Task objective -
Please retype the data below in full.

Data provided -
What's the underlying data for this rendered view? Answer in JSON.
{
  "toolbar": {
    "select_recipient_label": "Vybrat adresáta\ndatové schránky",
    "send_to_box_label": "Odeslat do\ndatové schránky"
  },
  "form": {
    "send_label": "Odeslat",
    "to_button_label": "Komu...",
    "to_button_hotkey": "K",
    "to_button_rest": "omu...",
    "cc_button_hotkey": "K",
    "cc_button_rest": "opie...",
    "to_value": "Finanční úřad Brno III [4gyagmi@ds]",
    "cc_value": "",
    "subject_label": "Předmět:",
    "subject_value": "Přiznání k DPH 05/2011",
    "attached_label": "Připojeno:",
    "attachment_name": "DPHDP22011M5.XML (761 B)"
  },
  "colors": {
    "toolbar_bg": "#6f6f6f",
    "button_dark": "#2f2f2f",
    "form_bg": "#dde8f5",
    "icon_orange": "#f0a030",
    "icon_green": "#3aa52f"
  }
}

Completed task -
What's the underlying data for this rendered view? Answer in JSON.
{
  "toolbar": {
    "select_recipient_label": "Vybrat adresáta\ndatové schránky",
    "send_to_box_label": "Odeslat do\ndatové schránky"
  },
  "form": {
    "send_label": "Odeslat",
    "to_button_label": "Komu...",
    "to_button_hotkey": "K",
    "to_button_rest": "omu...",
    "cc_button_hotkey": "K",
    "cc_button_rest": "opie...",
    "to_value": "Finanční úřad Brno III [4gyagmi@ds]",
    "cc_value": "",
    "subject_label": "Předmět:",
    "subject_value": "Přiznání k DPH 05/2011",
    "attached_label": "Připojeno:",
    "attachment_name": "DPHDP22011M5.XML (761 B)"
  },
  "colors": {
    "toolbar_bg": "#6f6f6f",
    "button_dark": "#2f2f2f",
    "form_bg": "#dde8f5",
    "icon_orange": "#f0a030",
    "icon_green": "#3aa52f"
  }
}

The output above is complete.